voltage on conductive parts [250.4(A)(3)]. Fault current returns to the
power supply (source), not the earth! Refer to 250.118 for acceptable
types of equipment grounding conductors.
to read the rest of this article.
ARC FLASH SAFETY EMPHASIS WEEK IN BOSTON,
MA | OCTOBER 2-6, 2006
Discover the theory & practical aspects required to implement an Arc
Flash study & safety training program. Join us for a week of Arc Flash
Hazard concentration including --
online or download a brochure.
- EasyPower® 8.0 Hands-On with ArcFlash
- NFPA 70E Safety Training
- Simulated Arc Flash with IEEE-1584 Testing
What's Wrong Here?
By Joe Tedesco
Think you know how this installation violates the
NEC? Visit EC&M's Web
site to see the answer.
Hint: Is this meter coming or going?
By Mike Holt
Q. Can "line" and "load" conductors be installed
in the same raceway?
Web site to see the answer.
By Steven Owen
Q. When installing a new service for a separate
building constructed on the top floor of a parking garage, it has been
determined that the service conductors will have to be installed in
rigid metal conduit (RMC) starting in the vault below grade of the
floor level of the parking garage. The structural engineer and the
general contractor will not permit the service raceway to be encased
within the concrete of the structure. What are some options available
the electrical contractor to make this installation possible, while
maintaining compliance with the 2005 NEC?
A) Install the RMC (containing service conductors), exposed from
the vault to the first floor and up to the separate building on the top
floor. Protection shall be provided where subject to potential severe
B) Encase the RMC in concrete, not less than 2 inches thick, in

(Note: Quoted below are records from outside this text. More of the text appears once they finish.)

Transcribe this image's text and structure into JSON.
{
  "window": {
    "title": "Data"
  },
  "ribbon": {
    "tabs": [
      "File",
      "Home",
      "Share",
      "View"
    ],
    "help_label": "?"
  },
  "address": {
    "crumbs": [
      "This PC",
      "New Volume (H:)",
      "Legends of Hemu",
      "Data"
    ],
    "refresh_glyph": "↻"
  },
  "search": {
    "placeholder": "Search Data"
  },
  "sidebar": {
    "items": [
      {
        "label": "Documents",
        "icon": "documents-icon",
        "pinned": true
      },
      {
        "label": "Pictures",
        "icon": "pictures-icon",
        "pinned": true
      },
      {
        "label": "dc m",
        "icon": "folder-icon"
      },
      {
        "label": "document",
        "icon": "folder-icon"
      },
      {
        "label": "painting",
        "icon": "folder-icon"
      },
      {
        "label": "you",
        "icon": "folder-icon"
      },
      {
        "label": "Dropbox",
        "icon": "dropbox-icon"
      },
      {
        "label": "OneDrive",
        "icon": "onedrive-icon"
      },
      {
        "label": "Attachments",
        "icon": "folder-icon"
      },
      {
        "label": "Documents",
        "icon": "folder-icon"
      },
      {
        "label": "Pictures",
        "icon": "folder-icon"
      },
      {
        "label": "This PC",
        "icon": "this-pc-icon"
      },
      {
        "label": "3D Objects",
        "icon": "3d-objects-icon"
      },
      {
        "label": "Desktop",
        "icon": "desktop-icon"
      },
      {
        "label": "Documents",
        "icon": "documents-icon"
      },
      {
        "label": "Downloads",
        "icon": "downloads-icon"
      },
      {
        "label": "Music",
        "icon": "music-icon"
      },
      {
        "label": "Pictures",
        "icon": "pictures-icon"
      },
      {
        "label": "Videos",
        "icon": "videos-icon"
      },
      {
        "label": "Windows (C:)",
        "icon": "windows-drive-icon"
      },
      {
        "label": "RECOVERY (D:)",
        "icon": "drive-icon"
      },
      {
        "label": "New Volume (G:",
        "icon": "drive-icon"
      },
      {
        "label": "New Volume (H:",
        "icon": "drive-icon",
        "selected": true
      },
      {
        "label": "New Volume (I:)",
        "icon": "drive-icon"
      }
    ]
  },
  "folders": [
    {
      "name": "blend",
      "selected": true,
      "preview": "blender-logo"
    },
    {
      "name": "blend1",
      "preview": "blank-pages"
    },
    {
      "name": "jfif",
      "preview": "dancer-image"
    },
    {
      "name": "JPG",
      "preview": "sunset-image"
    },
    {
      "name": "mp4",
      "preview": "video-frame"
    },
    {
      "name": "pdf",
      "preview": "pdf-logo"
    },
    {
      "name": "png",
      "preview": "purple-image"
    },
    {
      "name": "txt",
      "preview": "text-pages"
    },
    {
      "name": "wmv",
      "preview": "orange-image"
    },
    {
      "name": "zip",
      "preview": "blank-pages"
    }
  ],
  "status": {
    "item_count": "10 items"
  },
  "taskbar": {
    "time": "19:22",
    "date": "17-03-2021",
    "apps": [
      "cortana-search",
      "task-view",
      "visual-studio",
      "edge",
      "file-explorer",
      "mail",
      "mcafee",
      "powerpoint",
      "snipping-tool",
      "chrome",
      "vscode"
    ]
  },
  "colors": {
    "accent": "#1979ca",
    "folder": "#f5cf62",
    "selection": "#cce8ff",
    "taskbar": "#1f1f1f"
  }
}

separate chase provided specifically for this conduit.
C) Encase the RMC with brick, not less than 2 inches thick, in a
separate brick chase provided specifically for this conduit.
D) If possible, install the service disconnect (for the separate
building on the top floor) on the first floor in compliance with
From the first floor service disconnect location, install RMC, which
will now contain feeder conductors to the separate building on
the top floor. The conduit and feeder conductors will terminate
in a disconnecting means that is installed per 225.32. This would
the RMC to be exposed.
Web site for the answer and explanation.
Cool Electronic Cabinets
Stop electronic control downtime due to heat, dirt and moisture. UL
Listed Cabinet Coolers from EXAIR produce 20 degree Fahrenheit air from
an ordinary supply of compressed air to cool electrical controls.
Thermostat control minimizes air usage. Maintains the NEMA 4, 4X
(stainless steel) and 12 rating of the enclosure. Web site offers
detailed information, downloadable drawings and PDF literature.
Code News Update
State of Washington
According to the August 2006 issue of
Electroindustry, the State of Washington announced an early
implementation of the 2006 edition of the Washington Electrical Rules.
The story goes on to say, "Citing a relatively few number of revisions
to the previous rules and little action required by legislation, the
Electrical Section of the Department of Labor & Industries was able to
move the schedule forward." The state revises its electrical rules
Connected & Protected
IDEAL's new WeatherProof Wire Connectors are the fastest, easiest
and safest way to connect wires in damp or wet locations. Pre-filled
with a silicone-based sealant and UL listed to 486D, these connectors
protect conductors from moisture, humidity and other corrosive
to request a free sample.
You are subscribed to this newsletter as #email#
For questions concerning delivery of this newsletter, please contact
Customer Service Department at:
Customer Service Department
A Prism Business Media publication
US Toll Free: 866-505-7173
Prism Business Media
9800 Metcalf Avenue
Overland Park, KS 66212
Copyright 2006, Prism Business Media. All rights reserved. This article
is protected by United States copyright and other intellectual property
laws and may not be reproduced, rewritten, distributed,
displayed, published or broadcast, directly or indirectly, in any
without the prior written permission of Prism Business Media.